**Task details**
Go through the records and set each one down exactly, skipping any picture.

**Available records**

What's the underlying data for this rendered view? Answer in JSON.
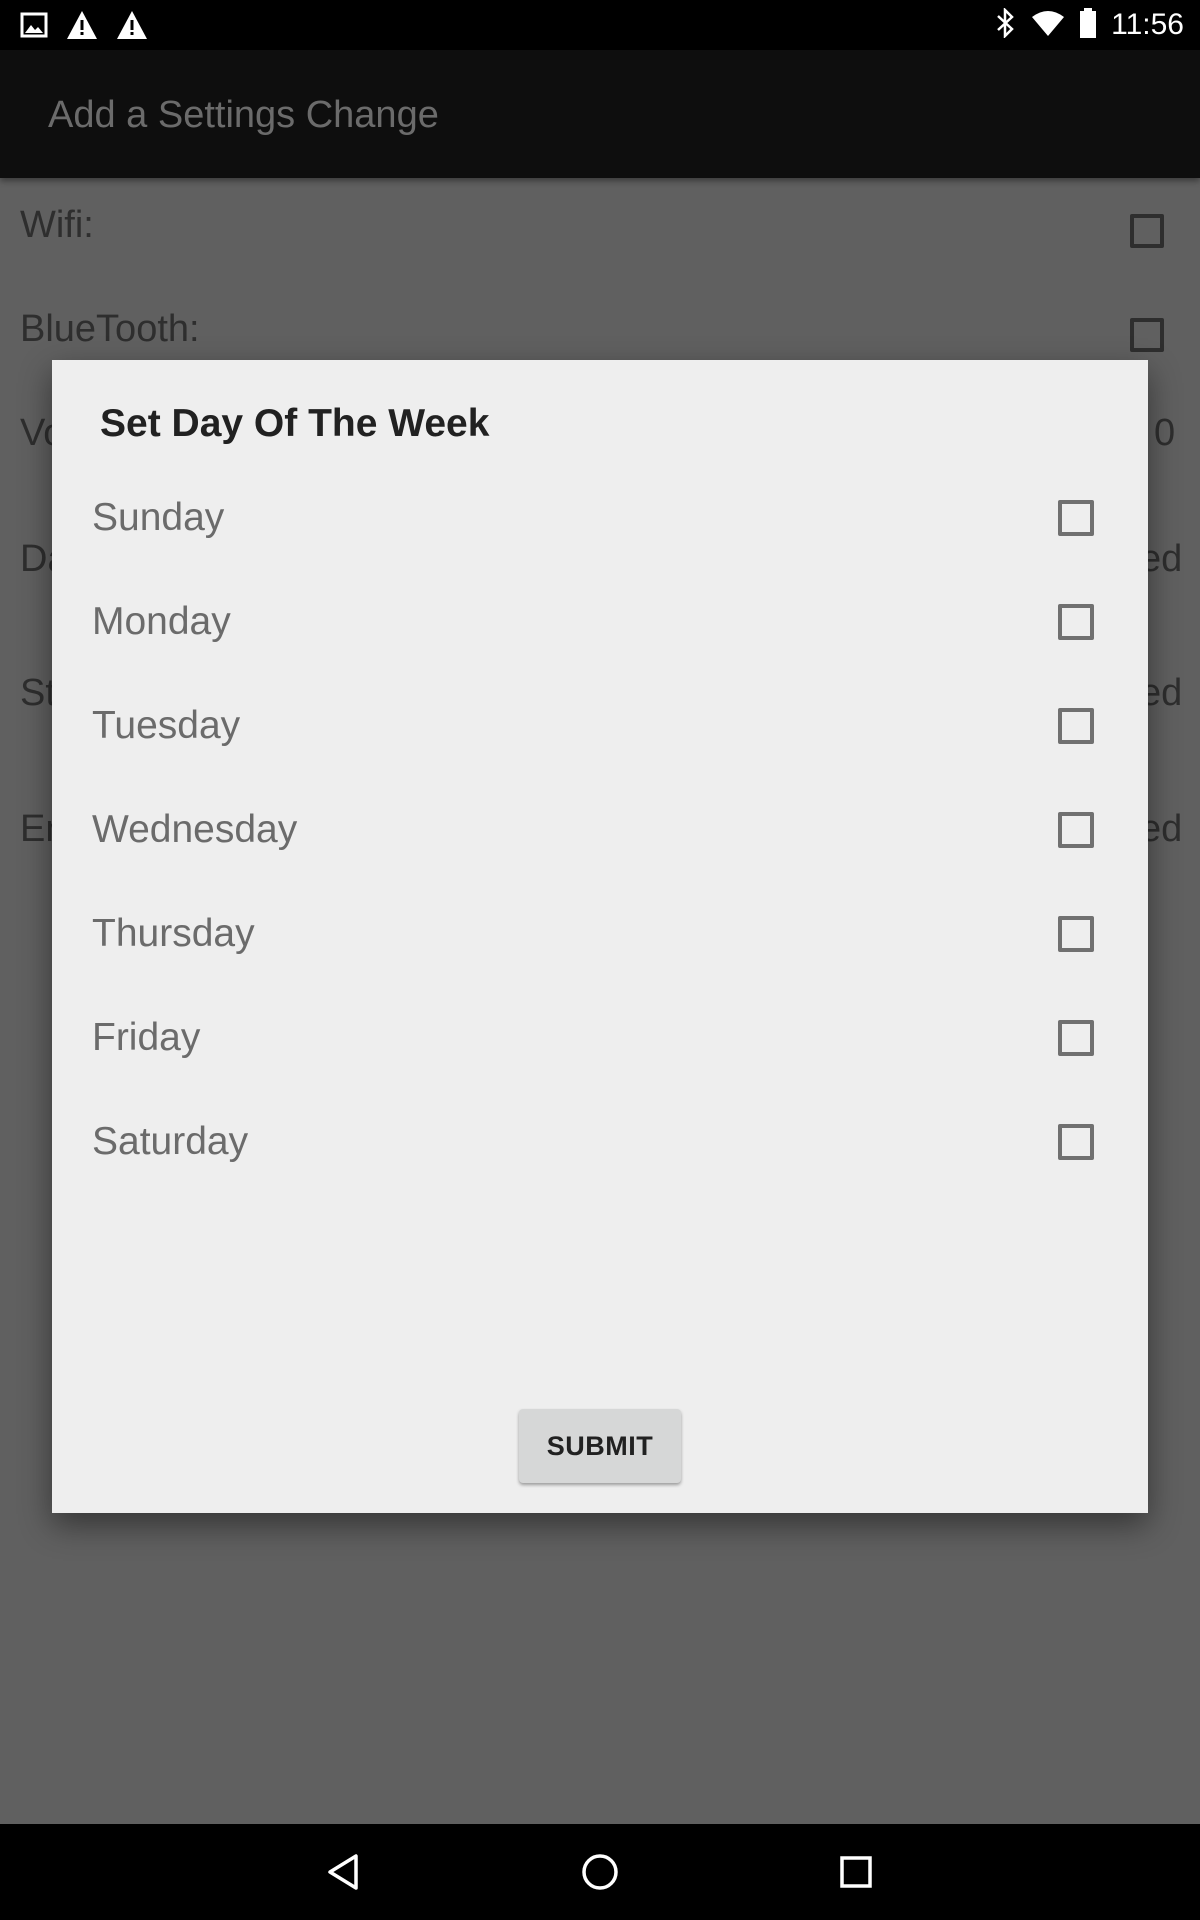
{
  "status_bar": {
    "time": "11:56",
    "icons_left": [
      "image-icon",
      "warning-icon",
      "warning-icon"
    ],
    "icons_right": [
      "bluetooth-icon",
      "wifi-icon",
      "battery-icon"
    ]
  },
  "toolbar": {
    "title": "Add a Settings Change"
  },
  "background": {
    "rows": [
      {
        "label": "Wifi:"
      },
      {
        "label": "BlueTooth:"
      },
      {
        "label": "Vo",
        "right_text": "0"
      },
      {
        "label": "Da",
        "right_text": "ed"
      },
      {
        "label": "St",
        "right_text": "ed"
      },
      {
        "label": "En",
        "right_text": "ed"
      }
    ]
  },
  "dialog": {
    "title": "Set Day Of The Week",
    "days": [
      {
        "label": "Sunday",
        "checked": false
      },
      {
        "label": "Monday",
        "checked": false
      },
      {
        "label": "Tuesday",
        "checked": false
      },
      {
        "label": "Wednesday",
        "checked": false
      },
      {
        "label": "Thursday",
        "checked": false
      },
      {
        "label": "Friday",
        "checked": false
      },
      {
        "label": "Saturday",
        "checked": false
      }
    ],
    "submit_label": "SUBMIT"
  },
  "nav_bar": {
    "buttons": [
      "back-icon",
      "home-icon",
      "recents-icon"
    ]
  },
  "colors": {
    "dim_background": "#606060",
    "dialog_background": "#eeeeee",
    "toolbar": "#0e0e0e"
  }
}
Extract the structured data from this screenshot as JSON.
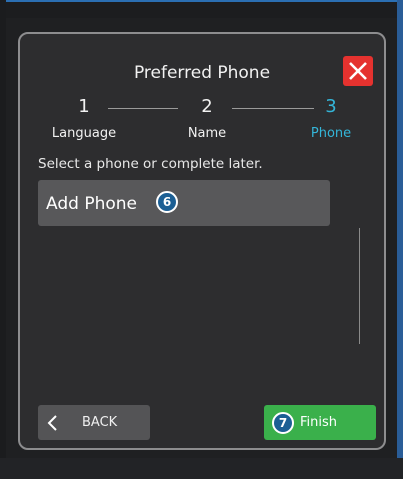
{
  "dialog": {
    "title": "Preferred Phone",
    "close_icon": "close-x-icon",
    "close_color": "#e5322f"
  },
  "steps": [
    {
      "number": "1",
      "label": "Language",
      "active": false
    },
    {
      "number": "2",
      "label": "Name",
      "active": false
    },
    {
      "number": "3",
      "label": "Phone",
      "active": true
    }
  ],
  "accent_color": "#34b5d8",
  "instruction": "Select a phone or complete later.",
  "list": {
    "items": [
      {
        "label": "Add Phone",
        "callout": "6"
      }
    ]
  },
  "buttons": {
    "back_label": "BACK",
    "back_icon": "chevron-left-icon",
    "finish_label": "Finish",
    "finish_callout": "7",
    "finish_color": "#3ab04b"
  }
}
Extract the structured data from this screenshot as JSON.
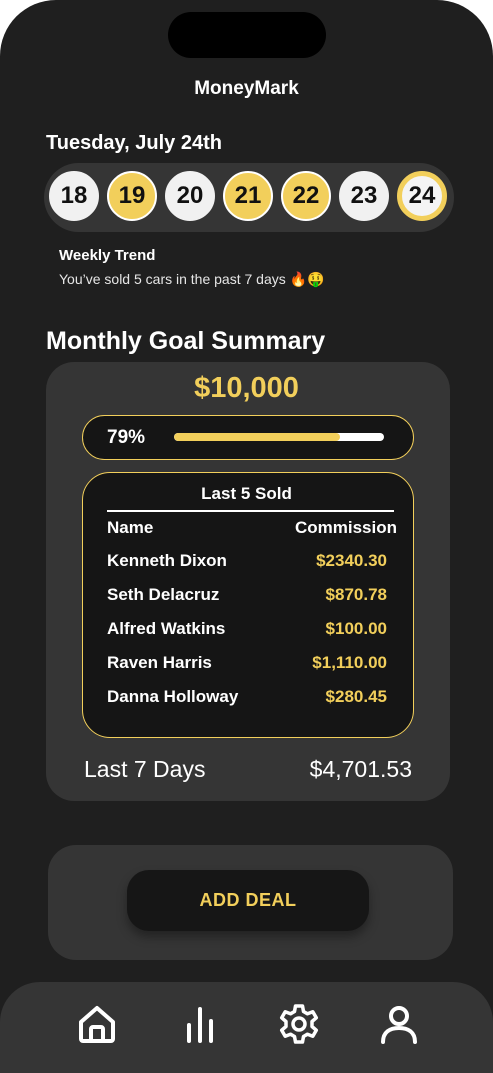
{
  "app": {
    "title": "MoneyMark"
  },
  "date_label": "Tuesday, July 24th",
  "days": [
    {
      "num": "18",
      "state": "plain"
    },
    {
      "num": "19",
      "state": "goal"
    },
    {
      "num": "20",
      "state": "plain"
    },
    {
      "num": "21",
      "state": "goal"
    },
    {
      "num": "22",
      "state": "goal"
    },
    {
      "num": "23",
      "state": "plain"
    },
    {
      "num": "24",
      "state": "today"
    }
  ],
  "trend": {
    "title": "Weekly Trend",
    "text": "You’ve sold 5 cars in the past 7 days 🔥🤑"
  },
  "monthly": {
    "section_title": "Monthly Goal Summary",
    "goal_amount": "$10,000",
    "progress_label": "79%",
    "progress_value": 0.79,
    "last_sold": {
      "title": "Last 5 Sold",
      "col_name": "Name",
      "col_commission": "Commission",
      "rows": [
        {
          "name": "Kenneth Dixon",
          "amount": "$2340.30"
        },
        {
          "name": "Seth Delacruz",
          "amount": "$870.78"
        },
        {
          "name": "Alfred Watkins",
          "amount": "$100.00"
        },
        {
          "name": "Raven Harris",
          "amount": "$1,110.00"
        },
        {
          "name": "Danna Holloway",
          "amount": "$280.45"
        }
      ]
    },
    "last7_label": "Last 7 Days",
    "last7_value": "$4,701.53"
  },
  "actions": {
    "add_deal_label": "ADD DEAL"
  },
  "tabbar": {
    "items": [
      {
        "icon": "home-icon"
      },
      {
        "icon": "bar-chart-icon"
      },
      {
        "icon": "gear-icon"
      },
      {
        "icon": "user-icon"
      }
    ]
  },
  "colors": {
    "accent": "#f2cf5b",
    "background": "#1f1f1f",
    "card": "#353535"
  }
}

**Result of the exercise**
What's the underlying data for this rendered view? Answer in JSON.
{
  "status_bar": {
    "time": "11:56",
    "icons_left": [
      "image-icon",
      "warning-icon",
      "warning-icon"
    ],
    "icons_right": [
      "bluetooth-icon",
      "wifi-icon",
      "battery-icon"
    ]
  },
  "toolbar": {
    "title": "Add a Settings Change"
  },
  "background": {
    "rows": [
      {
        "label": "Wifi:"
      },
      {
        "label": "BlueTooth:"
      },
      {
        "label": "Vo",
        "right_text": "0"
      },
      {
        "label": "Da",
        "right_text": "ed"
      },
      {
        "label": "St",
        "right_text": "ed"
      },
      {
        "label": "En",
        "right_text": "ed"
      }
    ]
  },
  "dialog": {
    "title": "Set Day Of The Week",
    "days": [
      {
        "label": "Sunday",
        "checked": false
      },
      {
        "label": "Monday",
        "checked": false
      },
      {
        "label": "Tuesday",
        "checked": false
      },
      {
        "label": "Wednesday",
        "checked": false
      },
      {
        "label": "Thursday",
        "checked": false
      },
      {
        "label": "Friday",
        "checked": false
      },
      {
        "label": "Saturday",
        "checked": false
      }
    ],
    "submit_label": "SUBMIT"
  },
  "nav_bar": {
    "buttons": [
      "back-icon",
      "home-icon",
      "recents-icon"
    ]
  },
  "colors": {
    "dim_background": "#606060",
    "dialog_background": "#eeeeee",
    "toolbar": "#0e0e0e"
  }
}
Extract the structured data from this screenshot as JSON.
{
  "dialog": {
    "title": "Preferred Phone",
    "close_icon": "close-x-icon",
    "close_color": "#e5322f"
  },
  "steps": [
    {
      "number": "1",
      "label": "Language",
      "active": false
    },
    {
      "number": "2",
      "label": "Name",
      "active": false
    },
    {
      "number": "3",
      "label": "Phone",
      "active": true
    }
  ],
  "accent_color": "#34b5d8",
  "instruction": "Select a phone or complete later.",
  "list": {
    "items": [
      {
        "label": "Add Phone",
        "callout": "6"
      }
    ]
  },
  "buttons": {
    "back_label": "BACK",
    "back_icon": "chevron-left-icon",
    "finish_label": "Finish",
    "finish_callout": "7",
    "finish_color": "#3ab04b"
  }
}
Extract the structured data from this screenshot as JSON.
{
  "app": {
    "title": "MoneyMark"
  },
  "date_label": "Tuesday, July 24th",
  "days": [
    {
      "num": "18",
      "state": "plain"
    },
    {
      "num": "19",
      "state": "goal"
    },
    {
      "num": "20",
      "state": "plain"
    },
    {
      "num": "21",
      "state": "goal"
    },
    {
      "num": "22",
      "state": "goal"
    },
    {
      "num": "23",
      "state": "plain"
    },
    {
      "num": "24",
      "state": "today"
    }
  ],
  "trend": {
    "title": "Weekly Trend",
    "text": "You’ve sold 5 cars in the past 7 days 🔥🤑"
  },
  "monthly": {
    "section_title": "Monthly Goal Summary",
    "goal_amount": "$10,000",
    "progress_label": "79%",
    "progress_value": 0.79,
    "last_sold": {
      "title": "Last 5 Sold",
      "col_name": "Name",
      "col_commission": "Commission",
      "rows": [
        {
          "name": "Kenneth Dixon",
          "amount": "$2340.30"
        },
        {
          "name": "Seth Delacruz",
          "amount": "$870.78"
        },
        {
          "name": "Alfred Watkins",
          "amount": "$100.00"
        },
        {
          "name": "Raven Harris",
          "amount": "$1,110.00"
        },
        {
          "name": "Danna Holloway",
          "amount": "$280.45"
        }
      ]
    },
    "last7_label": "Last 7 Days",
    "last7_value": "$4,701.53"
  },
  "actions": {
    "add_deal_label": "ADD DEAL"
  },
  "tabbar": {
    "items": [
      {
        "icon": "home-icon"
      },
      {
        "icon": "bar-chart-icon"
      },
      {
        "icon": "gear-icon"
      },
      {
        "icon": "user-icon"
      }
    ]
  },
  "colors": {
    "accent": "#f2cf5b",
    "background": "#1f1f1f",
    "card": "#353535"
  }
}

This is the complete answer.